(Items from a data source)
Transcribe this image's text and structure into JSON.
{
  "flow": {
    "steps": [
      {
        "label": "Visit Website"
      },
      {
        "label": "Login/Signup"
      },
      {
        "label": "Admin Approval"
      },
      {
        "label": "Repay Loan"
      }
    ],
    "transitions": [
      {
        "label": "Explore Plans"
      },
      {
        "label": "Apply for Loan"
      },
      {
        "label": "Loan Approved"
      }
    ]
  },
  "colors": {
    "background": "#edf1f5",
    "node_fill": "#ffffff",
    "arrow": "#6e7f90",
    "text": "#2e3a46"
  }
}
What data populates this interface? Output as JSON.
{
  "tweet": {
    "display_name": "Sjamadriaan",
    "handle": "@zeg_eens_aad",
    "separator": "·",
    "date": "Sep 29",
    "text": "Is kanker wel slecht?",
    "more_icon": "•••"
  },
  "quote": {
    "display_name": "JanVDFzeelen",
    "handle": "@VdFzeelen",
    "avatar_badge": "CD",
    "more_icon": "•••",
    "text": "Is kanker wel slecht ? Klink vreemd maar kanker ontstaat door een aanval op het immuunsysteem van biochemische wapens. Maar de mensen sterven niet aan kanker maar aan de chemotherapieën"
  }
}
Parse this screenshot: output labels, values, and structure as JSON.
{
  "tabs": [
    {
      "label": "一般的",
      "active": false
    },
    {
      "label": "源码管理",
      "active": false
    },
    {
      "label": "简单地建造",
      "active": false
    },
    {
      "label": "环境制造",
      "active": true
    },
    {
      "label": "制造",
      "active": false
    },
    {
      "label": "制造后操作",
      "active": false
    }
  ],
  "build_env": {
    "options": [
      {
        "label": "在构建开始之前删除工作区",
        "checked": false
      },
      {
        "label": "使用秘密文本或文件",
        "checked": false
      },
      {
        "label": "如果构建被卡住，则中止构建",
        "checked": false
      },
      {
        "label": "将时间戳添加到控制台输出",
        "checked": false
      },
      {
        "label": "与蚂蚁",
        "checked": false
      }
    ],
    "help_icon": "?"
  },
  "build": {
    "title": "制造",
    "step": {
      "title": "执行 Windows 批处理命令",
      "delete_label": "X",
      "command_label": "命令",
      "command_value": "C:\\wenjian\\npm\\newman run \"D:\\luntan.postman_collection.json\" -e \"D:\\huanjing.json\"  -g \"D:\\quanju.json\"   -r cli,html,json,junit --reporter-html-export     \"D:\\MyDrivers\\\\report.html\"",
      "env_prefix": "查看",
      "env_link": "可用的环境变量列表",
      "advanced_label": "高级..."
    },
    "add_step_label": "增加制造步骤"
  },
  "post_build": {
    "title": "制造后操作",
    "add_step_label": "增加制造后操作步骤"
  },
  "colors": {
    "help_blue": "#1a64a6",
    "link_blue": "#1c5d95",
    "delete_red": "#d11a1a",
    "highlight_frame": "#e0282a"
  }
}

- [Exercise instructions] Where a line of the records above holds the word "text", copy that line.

- [Answer below]
Transcribe this image's text and structure into JSON.
    "text": "#2e3a46"
    "text": "Is kanker wel slecht?",
    "text": "Is kanker wel slecht ? Klink vreemd maar kanker ontstaat door een aanval op het immuunsysteem van biochemische wapens. Maar de mensen sterven niet aan kanker maar aan de chemotherapieën"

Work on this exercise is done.